Norwegian Cruise Line Holdings' decision to raise $2bn in capital in the form of equity and debt is getting positive feedback from analysts.

The Frank Del Rio-led owner of 28 cruise ships on Tuesday offered 46.9m shares to investors holding its 6% exchangeable senior notes. The New York-listed company priced the units at $23.64 per share.

Miami-based Norwegian plans to use the money from the offering, set to expire on Friday, to redeem $236m in 12.25% senior secured notes and $263m in 10.25% senior secured notes, all due in 2026.

The company also launched a private offering for $1bn in 1.125% exchangeable senior notes due in 2027, after upsizing the fundraiser from the previously planned $800m.

The investors who buy into the offering can take up an additional $150m in debt securities within two weeks after the notes are issued.

Proceeds from the notes offering, which is also scheduled to expire on Friday, will go toward rebuying up $716m of the 6% exchangeable senior notes, which are due in 2024.

Everyone does it

Infinity Research analyst Assia Georgieva said the two capital markets transactions are smart moves by Norwegian because they allow the company to get rid of $1.5bn of very expensive debt while providing it with $500m in liquidity.

"Even the individual would want to do that, refinance with a mortgage or a credit card where you get lower interest rates," she told TradeWinds.

Assia Georgieva, an analyst with Infinity Research, expects cruise companies to exchange high-interest debt for low-interest debt over the next nine months. Photo: Contributed

She said competitors Carnival Corp and Royal Caribbean Group will most likely also exchange billions of dollars in high-interest notes with low-interest debt as well.

"They knew that the rates would be exorbitant, but within the contracts, there are always clauses where they can repay debt and refinance at lower rates," she said.

"I think this is something that we will continue to see probably for the next nine months out of all three of the public companies."

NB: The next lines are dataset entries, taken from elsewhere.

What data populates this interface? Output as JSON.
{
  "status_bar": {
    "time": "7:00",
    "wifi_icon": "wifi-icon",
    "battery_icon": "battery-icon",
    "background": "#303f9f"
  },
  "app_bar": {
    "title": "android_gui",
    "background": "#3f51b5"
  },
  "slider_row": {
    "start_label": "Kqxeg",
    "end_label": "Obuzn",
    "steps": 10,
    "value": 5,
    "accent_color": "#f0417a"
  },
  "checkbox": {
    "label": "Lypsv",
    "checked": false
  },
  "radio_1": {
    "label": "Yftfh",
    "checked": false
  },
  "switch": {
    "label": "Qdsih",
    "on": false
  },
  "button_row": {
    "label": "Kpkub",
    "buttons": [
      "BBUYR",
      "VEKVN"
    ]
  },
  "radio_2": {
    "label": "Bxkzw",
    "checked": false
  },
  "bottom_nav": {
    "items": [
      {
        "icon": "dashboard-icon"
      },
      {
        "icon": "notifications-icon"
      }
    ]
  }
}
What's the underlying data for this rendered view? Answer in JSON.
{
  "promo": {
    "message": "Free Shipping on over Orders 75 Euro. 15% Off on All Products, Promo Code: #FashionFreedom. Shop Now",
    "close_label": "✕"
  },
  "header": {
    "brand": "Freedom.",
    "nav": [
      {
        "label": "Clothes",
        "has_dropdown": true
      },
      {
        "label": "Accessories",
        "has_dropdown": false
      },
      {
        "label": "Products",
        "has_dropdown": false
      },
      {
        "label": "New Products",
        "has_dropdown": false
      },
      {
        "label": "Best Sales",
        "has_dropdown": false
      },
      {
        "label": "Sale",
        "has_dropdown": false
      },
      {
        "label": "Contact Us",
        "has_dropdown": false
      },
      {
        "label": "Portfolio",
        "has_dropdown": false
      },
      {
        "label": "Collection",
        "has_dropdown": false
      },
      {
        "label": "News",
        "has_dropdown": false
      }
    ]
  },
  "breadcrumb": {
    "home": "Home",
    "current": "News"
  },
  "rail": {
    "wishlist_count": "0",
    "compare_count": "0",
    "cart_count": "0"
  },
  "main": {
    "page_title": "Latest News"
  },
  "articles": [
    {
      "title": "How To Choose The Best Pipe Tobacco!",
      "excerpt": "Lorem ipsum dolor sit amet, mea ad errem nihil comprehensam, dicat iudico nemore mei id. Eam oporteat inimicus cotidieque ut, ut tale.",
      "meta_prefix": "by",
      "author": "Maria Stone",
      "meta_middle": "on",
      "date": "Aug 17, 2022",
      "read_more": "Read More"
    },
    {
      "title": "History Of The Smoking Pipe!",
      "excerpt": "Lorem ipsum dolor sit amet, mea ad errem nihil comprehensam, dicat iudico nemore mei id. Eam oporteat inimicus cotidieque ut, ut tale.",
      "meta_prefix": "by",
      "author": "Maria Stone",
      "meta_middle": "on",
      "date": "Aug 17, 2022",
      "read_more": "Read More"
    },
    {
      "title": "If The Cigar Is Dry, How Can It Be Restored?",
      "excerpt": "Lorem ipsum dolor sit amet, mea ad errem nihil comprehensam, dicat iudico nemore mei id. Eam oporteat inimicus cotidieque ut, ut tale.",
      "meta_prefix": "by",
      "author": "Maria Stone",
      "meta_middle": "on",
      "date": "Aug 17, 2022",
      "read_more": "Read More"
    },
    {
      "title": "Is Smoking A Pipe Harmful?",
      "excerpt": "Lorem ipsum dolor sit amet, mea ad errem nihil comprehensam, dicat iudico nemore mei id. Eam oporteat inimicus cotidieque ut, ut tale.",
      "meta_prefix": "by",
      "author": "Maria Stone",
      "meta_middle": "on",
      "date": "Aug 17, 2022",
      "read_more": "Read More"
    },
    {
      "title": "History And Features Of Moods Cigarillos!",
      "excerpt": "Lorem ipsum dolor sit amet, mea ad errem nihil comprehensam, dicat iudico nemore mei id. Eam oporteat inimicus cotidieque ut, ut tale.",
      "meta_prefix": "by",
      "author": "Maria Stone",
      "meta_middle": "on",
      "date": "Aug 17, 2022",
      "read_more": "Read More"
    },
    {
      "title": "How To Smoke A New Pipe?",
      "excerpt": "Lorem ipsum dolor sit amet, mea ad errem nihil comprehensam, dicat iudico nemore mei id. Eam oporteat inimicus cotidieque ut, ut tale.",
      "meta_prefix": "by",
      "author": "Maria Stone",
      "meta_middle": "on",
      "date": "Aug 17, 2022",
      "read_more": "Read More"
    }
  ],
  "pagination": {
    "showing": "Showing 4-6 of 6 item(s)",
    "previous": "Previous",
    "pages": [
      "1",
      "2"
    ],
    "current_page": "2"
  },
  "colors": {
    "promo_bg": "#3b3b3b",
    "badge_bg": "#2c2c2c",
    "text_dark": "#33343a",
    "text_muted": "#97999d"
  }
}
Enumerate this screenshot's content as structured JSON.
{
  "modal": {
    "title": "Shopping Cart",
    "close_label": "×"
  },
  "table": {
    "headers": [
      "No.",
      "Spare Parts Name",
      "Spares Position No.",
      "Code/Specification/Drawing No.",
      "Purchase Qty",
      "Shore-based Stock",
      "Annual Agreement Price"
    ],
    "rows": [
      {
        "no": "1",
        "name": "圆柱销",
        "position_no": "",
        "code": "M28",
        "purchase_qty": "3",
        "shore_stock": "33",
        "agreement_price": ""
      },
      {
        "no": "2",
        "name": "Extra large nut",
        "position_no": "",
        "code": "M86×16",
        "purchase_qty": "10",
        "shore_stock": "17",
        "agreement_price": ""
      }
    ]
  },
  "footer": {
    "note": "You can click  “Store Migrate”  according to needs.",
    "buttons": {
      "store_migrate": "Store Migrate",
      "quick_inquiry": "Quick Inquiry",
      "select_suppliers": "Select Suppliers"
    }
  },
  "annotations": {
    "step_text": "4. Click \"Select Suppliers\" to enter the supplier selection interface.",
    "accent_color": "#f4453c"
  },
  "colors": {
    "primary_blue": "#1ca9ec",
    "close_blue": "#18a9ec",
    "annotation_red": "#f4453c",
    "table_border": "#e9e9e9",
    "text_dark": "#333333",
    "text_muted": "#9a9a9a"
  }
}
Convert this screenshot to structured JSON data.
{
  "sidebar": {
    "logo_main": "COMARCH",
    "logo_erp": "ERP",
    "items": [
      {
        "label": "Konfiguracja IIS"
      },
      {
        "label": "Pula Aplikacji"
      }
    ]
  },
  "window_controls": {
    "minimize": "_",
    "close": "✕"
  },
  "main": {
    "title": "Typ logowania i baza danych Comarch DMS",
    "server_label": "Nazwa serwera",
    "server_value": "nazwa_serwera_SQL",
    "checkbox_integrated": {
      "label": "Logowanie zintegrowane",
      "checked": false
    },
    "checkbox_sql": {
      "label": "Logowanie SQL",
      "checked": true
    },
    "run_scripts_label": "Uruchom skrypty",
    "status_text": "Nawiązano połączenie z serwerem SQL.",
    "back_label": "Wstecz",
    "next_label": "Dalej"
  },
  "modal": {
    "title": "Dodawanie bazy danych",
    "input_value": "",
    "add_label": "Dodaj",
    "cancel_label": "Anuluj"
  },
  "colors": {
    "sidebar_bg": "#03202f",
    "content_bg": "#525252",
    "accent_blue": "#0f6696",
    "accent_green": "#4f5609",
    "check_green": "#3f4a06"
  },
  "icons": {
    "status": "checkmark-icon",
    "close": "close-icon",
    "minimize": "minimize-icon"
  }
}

Stifel analyst Steven Wieczynski wrote in a client note that both deals will result in much lower interest rates for a considerable portion of Norwegian's $13bn in debt.

"It is clear these transactions are an absolute positive for the company as they are not increasing their diluted share count (actually lowering it) and are materially lowering their overall borrowing costs," he wrote.

"Those two transactions should save the company $50m in interest costs each year."

Stifel believes that the cruise industry could be "positioned well, given their massive underperformance this year", he said.

"We expect demand and pricing metrics to continue to improve as we move into 2022 and investors will have to take notice," he wrote.